• The Alcohol Health Alliance’s Health First, “evidence-based alcohol strategy for the UK” gave 10 recommendations including limiting times for alcohol sales, curtailing advertising and imposing minimum pricing.
• In April we reported that local stores were among those hit hardest when major snowfalls, freezing temperatures and power cuts affected areas including Dumfries and Galloway, Kintyre and Arran.
• The Scottish Government backed mandatory standardised packaging (plain packs) of tobacco products.
• Costcutter announced its plans to exit its distribution deal with Nisa and tie in with Palmer & Harvey in an arrangement that would include the launch of buying group The Buyco – said to be likely to have £5bn buying power. The deal’s proposed transfer of 800 stores from Palmer & Harvey symbol operation to Costcutter was subsequently examined and cleared by competition authorities.
• The Budget saw beer duty cut by 1p a pint by Chancellor George Osborne.
• Members of Lanark Business Group launched the Totally Locally campaign, designed to encourage consumers to shop locally and to promote co-operation between independent businesses in the town.
• May’s Scottish Grocer reported Lidl’s victory at the Court of Session in an appeal against a five-day licence suspension after a staff member (who had been properly trained and was dismissed for failing to follow company policy) sold alcohol to an underage test purchaser. Licensing lawyers welcomed the judgement as a precedent supporting due diligence defences.
• Tesco, Morrisons, and Sainsbury’s all intensified their moves into the UK convenience sector. There were announcements of 150 smaller Tesco stores and 100 planned Morrison’s M Local branches.
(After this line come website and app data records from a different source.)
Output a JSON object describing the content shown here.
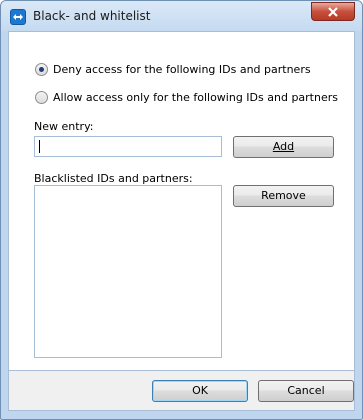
{
  "window": {
    "title": "Black- and whitelist"
  },
  "options": {
    "deny_label": "Deny access for the following IDs and partners",
    "allow_label": "Allow access only for the following IDs and partners",
    "selected": "deny"
  },
  "new_entry": {
    "label": "New entry:",
    "value": "",
    "add_label": "Add"
  },
  "blacklist": {
    "label": "Blacklisted IDs and partners:",
    "items": [],
    "remove_label": "Remove"
  },
  "footer": {
    "ok_label": "OK",
    "cancel_label": "Cancel"
  },
  "colors": {
    "accent": "#1e78d0",
    "close": "#c7503d"
  }
}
Sainsbury’s said it would launch 100 more c-stores next year.
• We reported in June that the Scotch Whisky Association would fight on after its challenge in Scotland’s Court of Session to the Scottish Government’s minimum pricing of alcohol policy was rejected.
• Booker announced the launch of a new chain of low-cost ‘Family Shopper’ c-stores intended to compete with Aldi, Lidl and Poundland.
• Research by Imperial Tobacco and analyst MSIntelligence found that tobacco crime is costing UK convenience stores £40,000 a year in lost revenue.
• In July we covered the UK Government decision that electronic cigarettes and all other nicotine products would be regulated as medicines by the Medicines and Healthcare Products Regulatory Agency.
• The Scottish Government and the Food Standards Agency suggested retailers would be asked to take confectionery off displays at till points as part of a bid to promote healthier diets in Scotland.
• In August SG reported that the proposed merger between AG Barr and Britvic had been called off after Britvic rejected a revised offer from Barr.
• Retailers’ representative groups reacted angrily to the Scottish Government’s announcement that it planned to introduce its own legislation for standardised tobacco packaging after Westminster put the issue on the back burner.
• Westminster and Holyrood also disagreed on alcohol policies after London ruled out minimum unit pricing.
• September’s SG reported Scotmid’s revamp of its Prestonpans store as a value-led shop.
• National Lottery organiser Camelot announced final details of its Lotto ticket price rise and bigger prizes, with tickets to go on sale from 3 October.
• In October SG reported that Lee Anderson, 31, from Paisley had been sentenced to 15 years in prison for culpable homicide after killing local shopkeeper Javaid Ali in a botched robbery.
• After refusing to supply magazines in sealed modesty bags by a deadline set by co-op retail companies, lads mags Front, Nuts and Zoo were taken off the shelves at 4,000 co-op stores. The Midweek and Sunday Sport newspapers were also withdrawn.
• In November we reported Scotmid’s pilot of self-service tills in four stores.
• Food waste hit the headlines after Tesco said more than two thirds of bagged salads were thrown out. Zero Waste Scotland said 2.1m tonnes of food a year was wasted, with much of that lost in wholesale and retail.